What this task involves: With the pictures left out, copy the listing below exactly.
□ □ □ □ □
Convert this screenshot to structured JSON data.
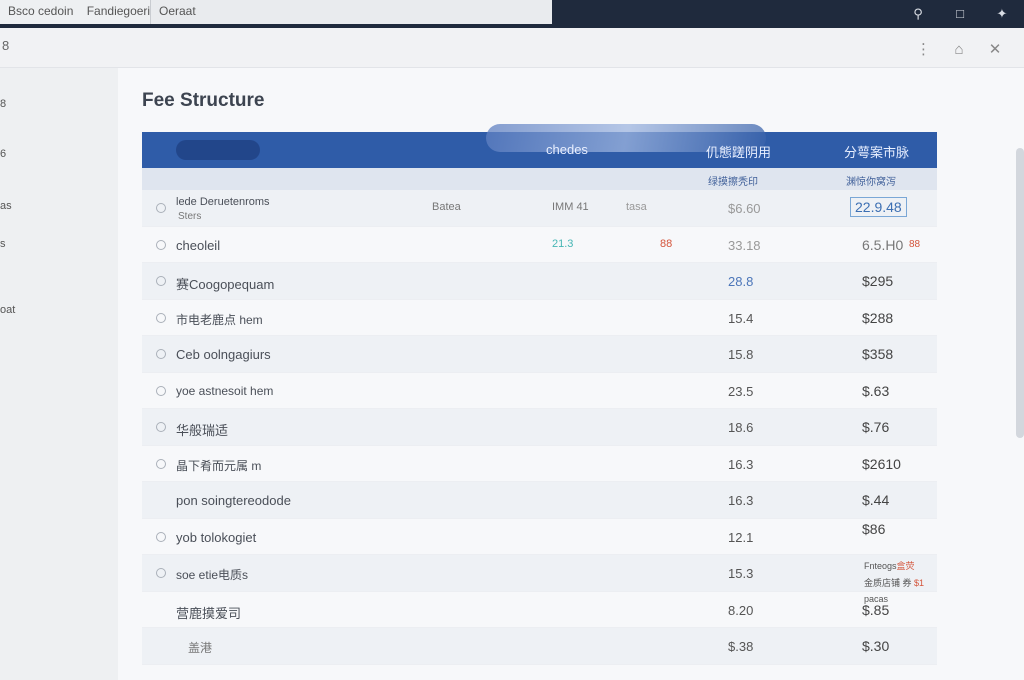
{
  "tabs": [
    {
      "label": "Bsco cedoin"
    },
    {
      "label": "Fandiegoeri"
    },
    {
      "label": "Oeraat"
    }
  ],
  "window": {
    "left_mark": "8",
    "controls": [
      "⋮",
      "⌂",
      "✕"
    ]
  },
  "sidebar": {
    "items": [
      "8",
      "6",
      "as",
      "s",
      "oat"
    ]
  },
  "page": {
    "title": "Fee Structure"
  },
  "table": {
    "headers": {
      "h1": "chedes",
      "h2": "仉態蹉阴用",
      "h3": "分萼案市脉"
    },
    "subheaders": {
      "s1": "绿摸擦秃印",
      "s2": "渊惊你窝泻"
    },
    "rows": [
      {
        "name": "lede Deruetenroms",
        "sub": "Sters",
        "c1": "Batea",
        "c2": "IMM 41",
        "c3": "tasa",
        "val": "$6.60",
        "price": "22.9.48",
        "tag": ""
      },
      {
        "name": "cheoleil",
        "sub": "",
        "c1": "",
        "c2": "21.3",
        "c3": "88",
        "val": "33.18",
        "price": "6.5.H0",
        "tag": "88"
      },
      {
        "name": "赛Coogopequam",
        "sub": "",
        "c1": "",
        "c2": "",
        "c3": "",
        "val": "28.8",
        "price": "$295",
        "tag": ""
      },
      {
        "name": "市电老鹿点 hem",
        "sub": "",
        "c1": "",
        "c2": "",
        "c3": "",
        "val": "15.4",
        "price": "$288",
        "tag": ""
      },
      {
        "name": "Ceb oolngagiurs",
        "sub": "",
        "c1": "",
        "c2": "",
        "c3": "",
        "val": "15.8",
        "price": "$358",
        "tag": ""
      },
      {
        "name": "yoe astnesoit hem",
        "sub": "",
        "c1": "",
        "c2": "",
        "c3": "",
        "val": "23.5",
        "price": "$.63",
        "tag": ""
      },
      {
        "name": "华般瑞适",
        "sub": "",
        "c1": "",
        "c2": "",
        "c3": "",
        "val": "18.6",
        "price": "$.76",
        "tag": ""
      },
      {
        "name": "晶下肴而元属 m",
        "sub": "",
        "c1": "",
        "c2": "",
        "c3": "",
        "val": "16.3",
        "price": "$2610",
        "tag": ""
      },
      {
        "name": "pon soingtereodode",
        "sub": "",
        "c1": "",
        "c2": "",
        "c3": "",
        "val": "16.3",
        "price": "$.44",
        "tag": ""
      },
      {
        "name": "yob tolokogiet",
        "sub": "",
        "c1": "",
        "c2": "",
        "c3": "",
        "val": "12.1",
        "price": "$86",
        "tag": ""
      },
      {
        "name": "soe etie电质s",
        "sub": "",
        "c1": "",
        "c2": "",
        "c3": "",
        "val": "15.3",
        "price": "",
        "tag": ""
      },
      {
        "name": "营鹿摸爱司",
        "sub": "",
        "c1": "",
        "c2": "",
        "c3": "",
        "val": "8.20",
        "price": "$.85",
        "tag": ""
      },
      {
        "name": "盖港",
        "sub": "",
        "c1": "",
        "c2": "",
        "c3": "",
        "val": "$.38",
        "price": "$.30",
        "tag": ""
      }
    ],
    "notes": {
      "n1": "Fnteogs",
      "n1_red": "盒荧",
      "n2": "金质店铺 券",
      "n2_red": "$1",
      "n3": "pacas"
    }
  },
  "colors": {
    "header_blue": "#2f5ca8",
    "accent_red": "#d4543a",
    "tab_bar": "#1f2a3d"
  }
}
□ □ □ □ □
Result of this task:
Convert this screenshot to structured JSON data.
{
  "tabs": [
    {
      "label": "Bsco cedoin"
    },
    {
      "label": "Fandiegoeri"
    },
    {
      "label": "Oeraat"
    }
  ],
  "window": {
    "left_mark": "8",
    "controls": [
      "⋮",
      "⌂",
      "✕"
    ]
  },
  "sidebar": {
    "items": [
      "8",
      "6",
      "as",
      "s",
      "oat"
    ]
  },
  "page": {
    "title": "Fee Structure"
  },
  "table": {
    "headers": {
      "h1": "chedes",
      "h2": "仉態蹉阴用",
      "h3": "分萼案市脉"
    },
    "subheaders": {
      "s1": "绿摸擦秃印",
      "s2": "渊惊你窝泻"
    },
    "rows": [
      {
        "name": "lede Deruetenroms",
        "sub": "Sters",
        "c1": "Batea",
        "c2": "IMM 41",
        "c3": "tasa",
        "val": "$6.60",
        "price": "22.9.48",
        "tag": ""
      },
      {
        "name": "cheoleil",
        "sub": "",
        "c1": "",
        "c2": "21.3",
        "c3": "88",
        "val": "33.18",
        "price": "6.5.H0",
        "tag": "88"
      },
      {
        "name": "赛Coogopequam",
        "sub": "",
        "c1": "",
        "c2": "",
        "c3": "",
        "val": "28.8",
        "price": "$295",
        "tag": ""
      },
      {
        "name": "市电老鹿点 hem",
        "sub": "",
        "c1": "",
        "c2": "",
        "c3": "",
        "val": "15.4",
        "price": "$288",
        "tag": ""
      },
      {
        "name": "Ceb oolngagiurs",
        "sub": "",
        "c1": "",
        "c2": "",
        "c3": "",
        "val": "15.8",
        "price": "$358",
        "tag": ""
      },
      {
        "name": "yoe astnesoit hem",
        "sub": "",
        "c1": "",
        "c2": "",
        "c3": "",
        "val": "23.5",
        "price": "$.63",
        "tag": ""
      },
      {
        "name": "华般瑞适",
        "sub": "",
        "c1": "",
        "c2": "",
        "c3": "",
        "val": "18.6",
        "price": "$.76",
        "tag": ""
      },
      {
        "name": "晶下肴而元属 m",
        "sub": "",
        "c1": "",
        "c2": "",
        "c3": "",
        "val": "16.3",
        "price": "$2610",
        "tag": ""
      },
      {
        "name": "pon soingtereodode",
        "sub": "",
        "c1": "",
        "c2": "",
        "c3": "",
        "val": "16.3",
        "price": "$.44",
        "tag": ""
      },
      {
        "name": "yob tolokogiet",
        "sub": "",
        "c1": "",
        "c2": "",
        "c3": "",
        "val": "12.1",
        "price": "$86",
        "tag": ""
      },
      {
        "name": "soe etie电质s",
        "sub": "",
        "c1": "",
        "c2": "",
        "c3": "",
        "val": "15.3",
        "price": "",
        "tag": ""
      },
      {
        "name": "营鹿摸爱司",
        "sub": "",
        "c1": "",
        "c2": "",
        "c3": "",
        "val": "8.20",
        "price": "$.85",
        "tag": ""
      },
      {
        "name": "盖港",
        "sub": "",
        "c1": "",
        "c2": "",
        "c3": "",
        "val": "$.38",
        "price": "$.30",
        "tag": ""
      }
    ],
    "notes": {
      "n1": "Fnteogs",
      "n1_red": "盒荧",
      "n2": "金质店铺 券",
      "n2_red": "$1",
      "n3": "pacas"
    }
  },
  "colors": {
    "header_blue": "#2f5ca8",
    "accent_red": "#d4543a",
    "tab_bar": "#1f2a3d"
  }
}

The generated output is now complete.